Cialdini’s research is based on six fundamental principles of human influence: reciprocity, scarcity, authority, consistency, liking and consensus. Cialdini says that if these principles are employed in an ethical manner, they can significantly increase the chances that someone will be persuaded by your request.
These shortcuts are explained in the video animation here:
Remarks is a new PDF app designed for the iPad from the fine folks at Readdle who know a thing or two about annotation and PDFs on the mobile screen. It is a fully featured PDF annotating application, with a variety of tools to fine-tune your marks. You can highlight, underline, strikeout text, draw upon the documents – that means pretty much anything you can do with the document on paper.
You can get Remarks for $4.99 in the app store – a small price to pay if it becomes your favorite note-taking, PDF annotating, document collaboration app on the go.
reblogged from the Advocates Studio here:
At ATS (Art of Trial Sciences) we typically address ways in which you can become a better communicator, but today, with the insight from a fellow colleague, we’re going to take a look at the receivers of your communication strategy.
Dr. Ken Broda-Bahm takes a look at a critical aspect of your presentation: your audience’s leader.
Who leads and who follows? That question can be critical to understanding and adapting to your jury. The individual who sets the agenda, guides the discussion, and leads uncommitted or wavering jurors to a conclusion is obviously worth a closer look than those who take their cues from others. A failure to know and to thoroughly learn about that future leader can have big consequences for your case.
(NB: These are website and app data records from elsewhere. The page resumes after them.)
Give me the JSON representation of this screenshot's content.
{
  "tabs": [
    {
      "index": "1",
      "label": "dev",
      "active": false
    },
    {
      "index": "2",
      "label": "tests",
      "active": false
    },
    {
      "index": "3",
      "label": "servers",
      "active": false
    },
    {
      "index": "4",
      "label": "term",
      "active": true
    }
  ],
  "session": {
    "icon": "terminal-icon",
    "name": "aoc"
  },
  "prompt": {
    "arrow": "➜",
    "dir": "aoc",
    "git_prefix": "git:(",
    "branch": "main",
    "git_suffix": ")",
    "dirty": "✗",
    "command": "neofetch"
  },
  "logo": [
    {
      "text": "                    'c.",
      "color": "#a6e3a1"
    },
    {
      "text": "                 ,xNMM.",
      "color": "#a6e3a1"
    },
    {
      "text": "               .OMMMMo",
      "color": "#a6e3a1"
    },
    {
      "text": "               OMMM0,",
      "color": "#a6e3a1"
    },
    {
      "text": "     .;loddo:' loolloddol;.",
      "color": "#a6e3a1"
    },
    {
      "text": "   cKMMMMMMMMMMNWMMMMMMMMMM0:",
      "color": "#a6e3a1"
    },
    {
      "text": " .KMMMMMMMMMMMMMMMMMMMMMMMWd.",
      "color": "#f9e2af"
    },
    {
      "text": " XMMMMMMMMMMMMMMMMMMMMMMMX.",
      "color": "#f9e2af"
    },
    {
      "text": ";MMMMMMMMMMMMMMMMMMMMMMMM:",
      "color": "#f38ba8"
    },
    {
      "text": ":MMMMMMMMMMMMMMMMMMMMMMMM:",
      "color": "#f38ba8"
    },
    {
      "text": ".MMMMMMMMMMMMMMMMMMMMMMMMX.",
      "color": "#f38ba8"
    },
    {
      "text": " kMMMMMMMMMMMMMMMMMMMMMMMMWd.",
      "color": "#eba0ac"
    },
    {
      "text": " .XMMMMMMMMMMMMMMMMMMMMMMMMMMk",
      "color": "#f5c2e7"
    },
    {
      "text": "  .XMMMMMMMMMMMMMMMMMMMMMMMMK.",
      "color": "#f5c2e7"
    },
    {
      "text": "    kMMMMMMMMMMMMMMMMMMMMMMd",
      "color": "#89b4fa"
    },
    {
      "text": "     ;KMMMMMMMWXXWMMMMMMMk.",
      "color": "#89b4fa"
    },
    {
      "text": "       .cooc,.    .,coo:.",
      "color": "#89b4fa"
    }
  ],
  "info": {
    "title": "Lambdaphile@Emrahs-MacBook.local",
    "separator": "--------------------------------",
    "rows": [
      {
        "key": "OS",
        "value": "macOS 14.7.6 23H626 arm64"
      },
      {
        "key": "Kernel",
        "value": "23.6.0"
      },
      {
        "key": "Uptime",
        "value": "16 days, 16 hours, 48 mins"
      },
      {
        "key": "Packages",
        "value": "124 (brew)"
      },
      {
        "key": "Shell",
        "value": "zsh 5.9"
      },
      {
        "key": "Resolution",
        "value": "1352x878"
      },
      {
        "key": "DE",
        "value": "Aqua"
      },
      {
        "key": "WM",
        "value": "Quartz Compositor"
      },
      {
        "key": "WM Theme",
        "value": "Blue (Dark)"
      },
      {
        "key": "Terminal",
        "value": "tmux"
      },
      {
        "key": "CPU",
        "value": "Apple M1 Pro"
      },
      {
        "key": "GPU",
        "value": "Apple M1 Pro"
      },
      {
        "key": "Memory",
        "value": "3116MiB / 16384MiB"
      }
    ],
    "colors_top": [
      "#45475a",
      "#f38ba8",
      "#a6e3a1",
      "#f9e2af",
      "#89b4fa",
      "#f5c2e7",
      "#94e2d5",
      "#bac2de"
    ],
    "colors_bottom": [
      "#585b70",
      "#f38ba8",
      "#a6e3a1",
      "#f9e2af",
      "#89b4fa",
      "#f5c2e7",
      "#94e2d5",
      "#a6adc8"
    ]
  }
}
Samsung learned that recently when following Apple’s historic $1 billion patent verdict against the company, Judge Koh denied Samsung’s motion for a mistrial based on the supposed improper influence exerted by the jury’s foreperson….
By Dr. Ken Broda-Bahm
We like people more when they mimic us. But only up to a point. If mimicry becomes too obvious, it can backfire, becoming mockery. A new study asks just how much imitation is enough to trigger benefits. Does the mimicker need to copy every action, or merely to move the same body parts?
Peggy Sparenberg and her colleagues conducted three experiments in all. In the first two, 126 participants performed movements while at the same time watching videos of human-like avatars performing various movements of their own here:
“In the right key one can say anything. In the wrong key, nothing: the only delicate part is the establishment of the key.”
—George Bernard Shaw
By Tony Robbins
One of the best ways to become aware of the astonishing diversity of human reactions is to speak to a group of people. You can’t help noticing how differently people react to the same thing. You tell a motivational story, and one person will be transfixed, another bored to tears. You tell a joke, and one person howls while another doesn’t move a muscle. You’d think each person was listening in a different mental language.
The question is, why do people react so differently to identical messages? Why does one person see the glass as half-empty and another see it as half-full? Why does one person hear a message and feel energized, excited and motivated while another heads the exact same message and doesn’t respond at all?
More here: http://www.linkedin.com/today/post/article/20121204003551-101706366-the-secret-to-communicating-more-effectively-metaprogram-1